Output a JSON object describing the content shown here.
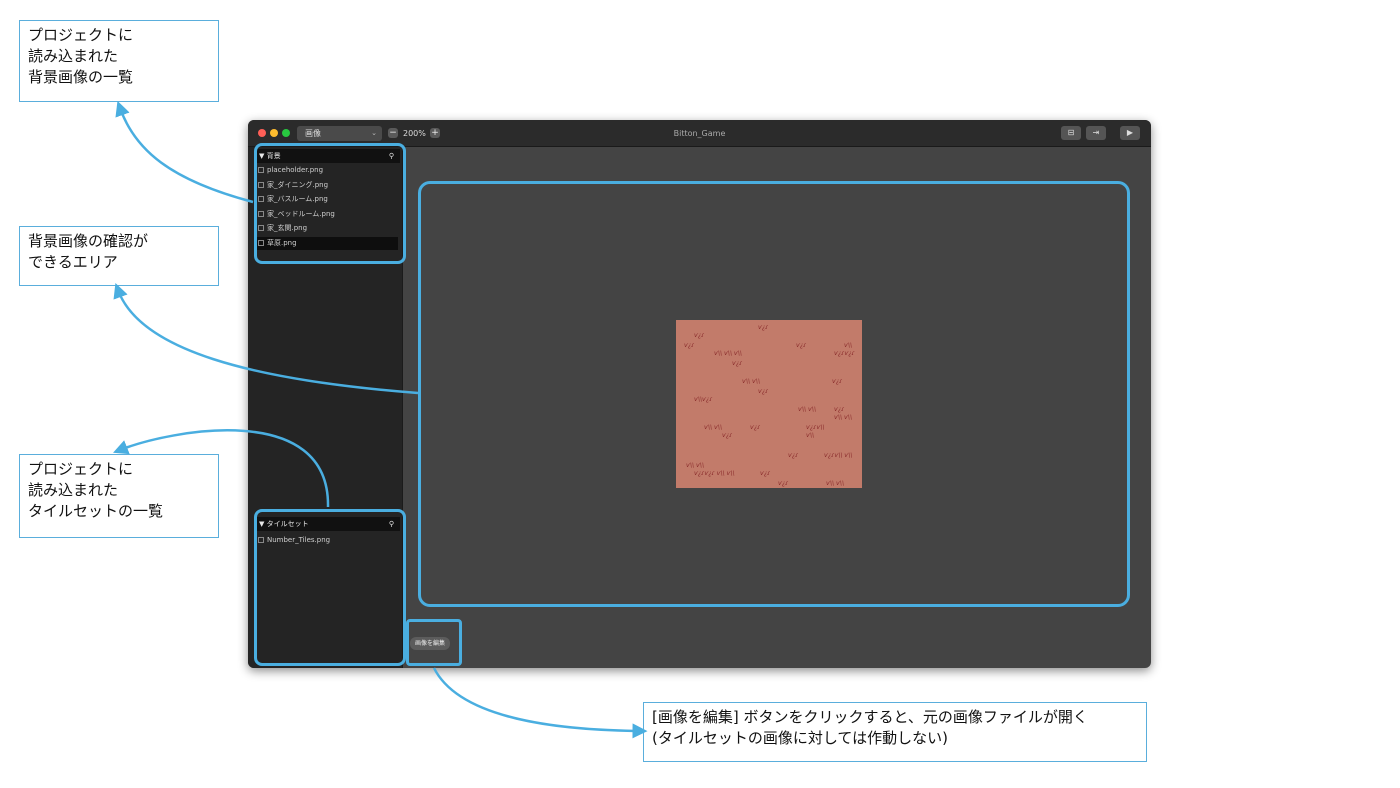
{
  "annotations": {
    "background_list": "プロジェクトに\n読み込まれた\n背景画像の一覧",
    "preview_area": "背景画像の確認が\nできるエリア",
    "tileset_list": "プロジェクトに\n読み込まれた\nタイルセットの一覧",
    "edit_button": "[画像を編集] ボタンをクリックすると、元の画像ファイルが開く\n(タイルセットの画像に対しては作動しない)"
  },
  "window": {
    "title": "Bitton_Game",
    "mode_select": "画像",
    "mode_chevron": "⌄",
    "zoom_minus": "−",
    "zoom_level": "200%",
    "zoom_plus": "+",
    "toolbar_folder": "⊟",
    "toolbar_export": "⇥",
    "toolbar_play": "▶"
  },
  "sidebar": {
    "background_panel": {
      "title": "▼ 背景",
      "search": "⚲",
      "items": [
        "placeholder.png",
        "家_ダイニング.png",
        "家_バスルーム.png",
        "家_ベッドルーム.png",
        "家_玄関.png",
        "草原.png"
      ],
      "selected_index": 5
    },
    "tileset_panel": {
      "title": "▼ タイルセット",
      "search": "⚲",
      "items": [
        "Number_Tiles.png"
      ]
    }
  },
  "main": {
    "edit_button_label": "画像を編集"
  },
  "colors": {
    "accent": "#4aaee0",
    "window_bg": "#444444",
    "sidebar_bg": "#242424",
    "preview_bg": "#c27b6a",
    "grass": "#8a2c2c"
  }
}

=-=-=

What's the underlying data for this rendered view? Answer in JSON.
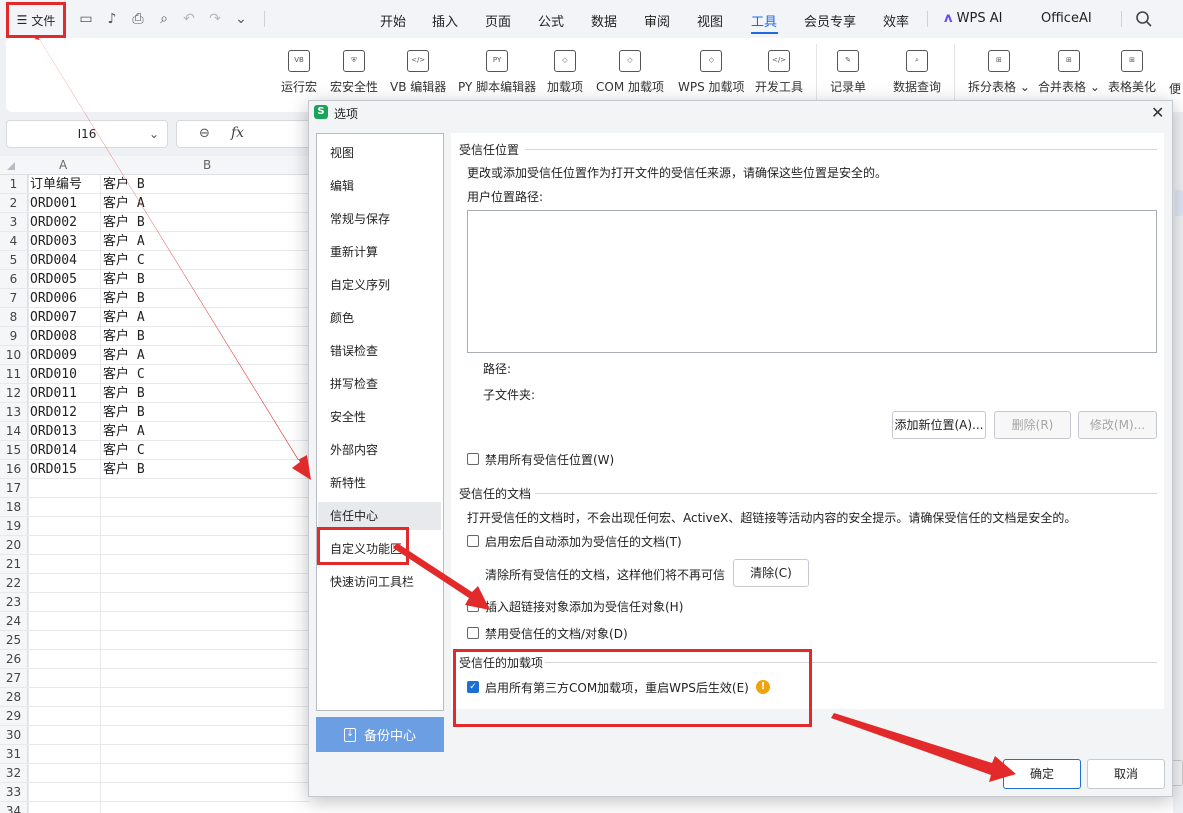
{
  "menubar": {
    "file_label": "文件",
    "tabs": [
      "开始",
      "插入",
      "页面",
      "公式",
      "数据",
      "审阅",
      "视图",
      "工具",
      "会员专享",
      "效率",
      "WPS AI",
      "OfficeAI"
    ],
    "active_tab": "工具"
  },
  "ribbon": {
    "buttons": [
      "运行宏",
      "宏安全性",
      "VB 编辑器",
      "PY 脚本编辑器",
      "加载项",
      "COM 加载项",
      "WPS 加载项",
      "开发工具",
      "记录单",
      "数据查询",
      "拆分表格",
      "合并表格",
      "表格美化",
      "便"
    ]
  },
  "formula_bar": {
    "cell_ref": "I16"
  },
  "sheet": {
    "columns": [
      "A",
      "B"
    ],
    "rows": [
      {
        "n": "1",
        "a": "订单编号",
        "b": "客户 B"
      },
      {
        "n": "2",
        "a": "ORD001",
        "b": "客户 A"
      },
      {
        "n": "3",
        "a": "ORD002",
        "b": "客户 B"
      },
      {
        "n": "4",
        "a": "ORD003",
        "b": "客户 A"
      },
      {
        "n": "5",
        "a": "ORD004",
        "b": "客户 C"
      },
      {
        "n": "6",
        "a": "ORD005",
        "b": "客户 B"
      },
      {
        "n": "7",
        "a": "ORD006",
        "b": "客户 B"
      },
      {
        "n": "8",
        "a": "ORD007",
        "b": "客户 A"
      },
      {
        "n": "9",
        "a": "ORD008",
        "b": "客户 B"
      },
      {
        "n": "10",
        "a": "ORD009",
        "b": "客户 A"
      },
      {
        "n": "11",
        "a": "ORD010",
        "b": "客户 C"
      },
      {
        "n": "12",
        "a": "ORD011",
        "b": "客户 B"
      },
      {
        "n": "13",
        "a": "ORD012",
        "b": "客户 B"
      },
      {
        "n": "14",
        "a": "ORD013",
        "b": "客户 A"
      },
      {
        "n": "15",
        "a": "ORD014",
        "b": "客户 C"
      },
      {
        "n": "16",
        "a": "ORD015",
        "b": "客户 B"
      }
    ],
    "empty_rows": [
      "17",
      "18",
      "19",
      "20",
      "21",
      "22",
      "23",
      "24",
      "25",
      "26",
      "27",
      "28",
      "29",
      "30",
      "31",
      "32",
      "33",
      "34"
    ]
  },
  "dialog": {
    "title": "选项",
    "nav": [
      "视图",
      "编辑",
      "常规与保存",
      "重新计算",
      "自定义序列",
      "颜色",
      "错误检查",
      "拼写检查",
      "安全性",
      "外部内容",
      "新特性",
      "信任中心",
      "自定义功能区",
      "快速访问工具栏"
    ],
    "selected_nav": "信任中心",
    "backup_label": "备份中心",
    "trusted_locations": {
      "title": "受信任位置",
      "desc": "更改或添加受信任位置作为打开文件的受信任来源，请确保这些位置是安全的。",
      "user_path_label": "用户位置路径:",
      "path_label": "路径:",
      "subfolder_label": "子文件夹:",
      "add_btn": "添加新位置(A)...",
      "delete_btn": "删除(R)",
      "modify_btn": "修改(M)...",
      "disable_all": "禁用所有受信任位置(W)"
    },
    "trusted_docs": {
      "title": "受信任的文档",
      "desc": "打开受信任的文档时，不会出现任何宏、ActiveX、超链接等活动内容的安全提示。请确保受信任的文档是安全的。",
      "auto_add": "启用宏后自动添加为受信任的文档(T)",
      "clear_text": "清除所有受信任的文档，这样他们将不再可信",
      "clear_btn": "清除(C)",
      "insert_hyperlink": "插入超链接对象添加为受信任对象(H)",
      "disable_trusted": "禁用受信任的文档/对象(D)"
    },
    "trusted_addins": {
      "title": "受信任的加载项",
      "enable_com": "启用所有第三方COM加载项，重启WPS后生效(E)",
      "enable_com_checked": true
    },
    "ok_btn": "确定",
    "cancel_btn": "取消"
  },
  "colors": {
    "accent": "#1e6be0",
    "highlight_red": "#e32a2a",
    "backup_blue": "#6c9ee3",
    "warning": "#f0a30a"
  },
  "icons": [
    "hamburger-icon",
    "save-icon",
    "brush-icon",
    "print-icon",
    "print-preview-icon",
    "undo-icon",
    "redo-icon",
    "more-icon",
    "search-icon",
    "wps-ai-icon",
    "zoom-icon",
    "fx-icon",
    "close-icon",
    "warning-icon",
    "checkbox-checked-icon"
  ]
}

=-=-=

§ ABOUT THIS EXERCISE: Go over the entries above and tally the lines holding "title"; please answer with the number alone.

§ TASK OUTPUT: 7